Bloom’s Taxonomy is a framework for categorising learning objectives or behaviour. It was created in 1956 by educational psychologist Benjamin Bloom and has since been used by educators, instructional designers, and curriculum developers to define learning objectives. In this blog post, we will explore what Bloom’s Taxonomy is and why it is important to understand.
What Does Bloom’s Taxonomy Do?
Bloom’s Taxonomy provides a way of thinking about learning objectives that help educators create effective learning experiences for their students. By breaking down the different types of learning into categories—or “levels”—it allows educators to identify the skills and knowledge that are needed to achieve success in a particular area of study. The levels range from lower-level cognitive skills such as remembering facts, to higher-order thinking skills such as creating new ideas or analysing information.
The 6 Levels of Bloom's Taxonomy
The six levels of Bloom’s taxonomy are arranged in order from the most basic level (remembering) to the most complex (creating). They are: Remembering, Understanding, Applying, Analysing, Evaluating, and Creating. Each level builds upon the previous one and requires more cognitive effort than the one before it. For example, understanding something requires more cognitive effort than simply remembering it; applying something requires more cognitive effort than understanding it; and so on.
Why Is Bloom’s Taxonomy Important?
Bloom’s Taxonomy is important because it provides an easy-to-understand framework for identifying different types of knowledge and skills needed for successful learning outcomes. By understanding each level of the taxonomy and how they relate to each other, educators can design lessons that provide learners with an opportunity to progress through all six levels as they work towards their goals. Additionally, by using this framework in assessment items (e.g., quizzes or tests), instructors can ensure that they are measuring student performance at all levels of complexity instead of just focusing on lower-level skills such as memorisation or recall.

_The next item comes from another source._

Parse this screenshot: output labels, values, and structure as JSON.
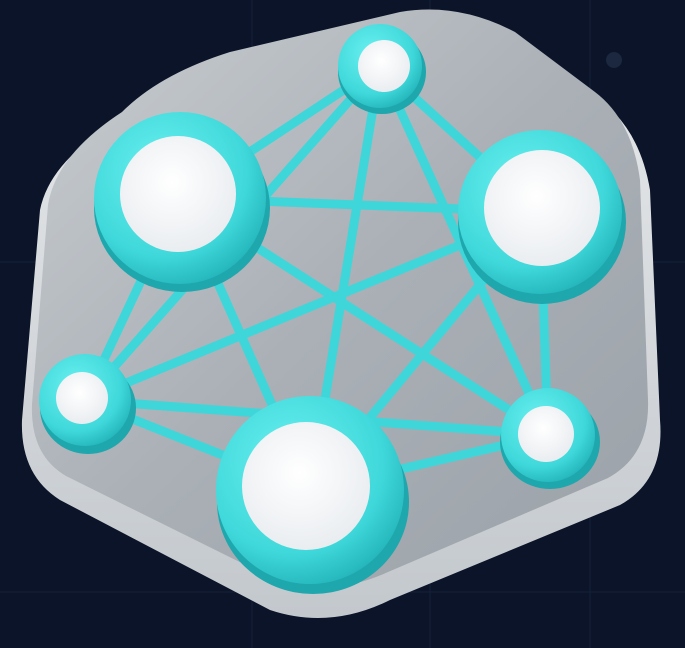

In conclusion, Bloom's Taxonomy is an important tool for any educator who wants to create effective learning experiences for their students. It provides a comprehensive framework for understanding different types of knowledge and skills necessary for successful learning outcomes. By breaking down these different levels into categories, instructors can design lessons that help students move from lower-level cognitive skills like memorisation up through higher-order thinking skills like problem solving or analysis. With its simple but powerful structure, Bloom's taxonomy can be an invaluable resource when designing assessments or lesson plans!